Embezzlement, bigamy, decadent luxury, a man eaten by tiger… Nigel Winter knows how to catch the reader’s attention. He certainly had mine after emailing a story lead about an intriguing figure in British motorcycle history.
Albert Douglas Masters went to
India after World War I, and after
that back to the UK - claiming a
new name and intriguing footnote
in British motorcycle history.
Winter is the author of “Travelling with Mr. Turner
” a book chronicling the history of Triumph Motorcycles, with the author retracing the memorable 1953 ride of Triumph’s three “gaffers” – senior managers who piloted their motorbikes cross country from Land’s End in Cornwall all the way to Scotland’s John O’Groats. One of the gaffers was Triumph’s great engineer Edward Turner, with this PR-savvy trek credited by Winter as helping usher in the great leap forward in British mass transit.
But Winter’s lurid correspondence was not in regards to Mr. Turner. Instead the dodgy tale belongs to one of the other “gaffers” on that famous ride – Triumph’s Service Manager, Alec St. John Masters.
Masters was the recent subject of the New Zealand show Family Secret
– which, as the name implies, investigates unresolved family stories (similar to America’s History Detectives). As it turns out, prior to 1932 Alec St. John Masters was known as Albert Douglas Masters. The family of his surviving daughter, who now lives in Australia, tasked the show with tracking down the story of a man who disappeared in 1931 leaving behind a wife and three daughters.
An Englishman who went to India after World War I, Albert “Dougie” Masters vanished in Jorhat, India. Family tales related in the show regarding his whereabouts are quite colorful. One grandson’s vivid childhood memory is that he was eaten by a tiger, while another granddaughter recounts being told that he trained horses in the desert and simply disappeared…
The truth is Masters disappeared from India amidst an embezzlement scandal.

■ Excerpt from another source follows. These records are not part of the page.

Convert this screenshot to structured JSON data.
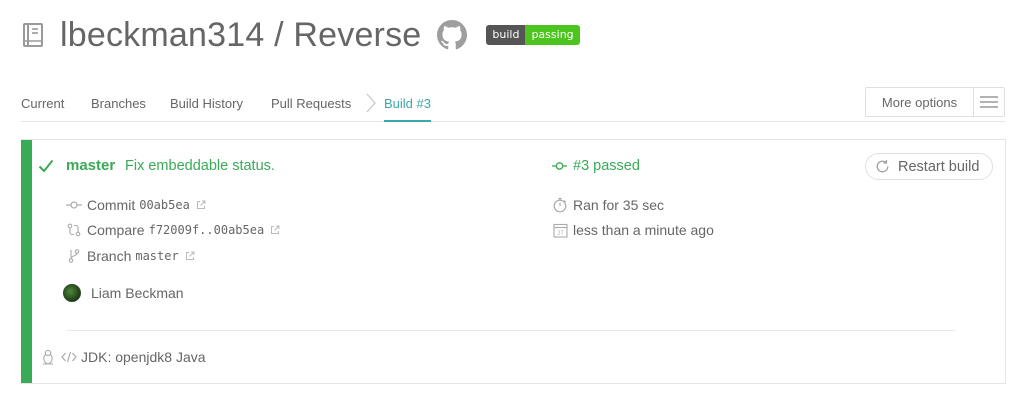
{
  "header": {
    "repo_title": "lbeckman314 / Reverse",
    "badge": {
      "left": "build",
      "right": "passing"
    }
  },
  "tabs": [
    {
      "label": "Current"
    },
    {
      "label": "Branches"
    },
    {
      "label": "Build History"
    },
    {
      "label": "Pull Requests"
    },
    {
      "label": "Build #3"
    }
  ],
  "more_options": {
    "label": "More options"
  },
  "build": {
    "branch": "master",
    "commit_message": "Fix embeddable status.",
    "status": "#3 passed",
    "restart_label": "Restart build",
    "commit": {
      "label": "Commit",
      "value": "00ab5ea"
    },
    "compare": {
      "label": "Compare",
      "value": "f72009f..00ab5ea"
    },
    "branch_meta": {
      "label": "Branch",
      "value": "master"
    },
    "author": "Liam Beckman",
    "duration": "Ran for 35 sec",
    "finished": "less than a minute ago",
    "jdk": "JDK: openjdk8 Java"
  },
  "colors": {
    "passed_green": "#39aa56",
    "accent_teal": "#3fa7a7",
    "text_gray": "#666666",
    "badge_green": "#4cc61e"
  }
}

In Jorhat, he resided in relative opulence throughout the 1920s as a mechanic – as Winter put it, living a “luxurious existence in the dying days of the Raj”. Masters reputedly resided in a spacious bungalow and was tended to by several servant. He also owned 14 horses for racing and polo. He also served as Secretary of the Jorhat Racing Club, but before the 1931 horse races Masters skipped town with in the equivalent today of about $60,000 in the club’s money.
Masters with Triumph's famed engineer Edward Turner on the highly publicized 1953 cross-country ride.
From there Masters returned back to the UK, retaining his surname but changing his given name. He also remarried and took up work with Triumph – rising to Service Manager and taking part in the famous cross-country run with Mr. Turner. Hardly laying low with a secret identity.
In fact, Masters not only saw his face attached to one of the more memorable public events in British motorcycling history, he also affixed his new name to a handful of books. Masters is the published author of “Motor-Cycle Sport” and “Do Your Own Spray Painting” – copies of which the show’s investigator gives to the stunned family left behind.
So the disgraced mechanic Albert Douglas Masters transformed into Alec St. John Masters, changing his name, remarrying and living a relatively public life as a key figure during Triumph Motorcycle’s golden age. A tale even more curious than getting eaten alive...
Watch the TV segment embedded below courtesy of Winter, who has permission to host the footage on YouTube until December 31. Read more on the subject at the Gaffers Gallop at www.gaffersgallop.com
and check out Winter’s book “Travelling with Mr. Turner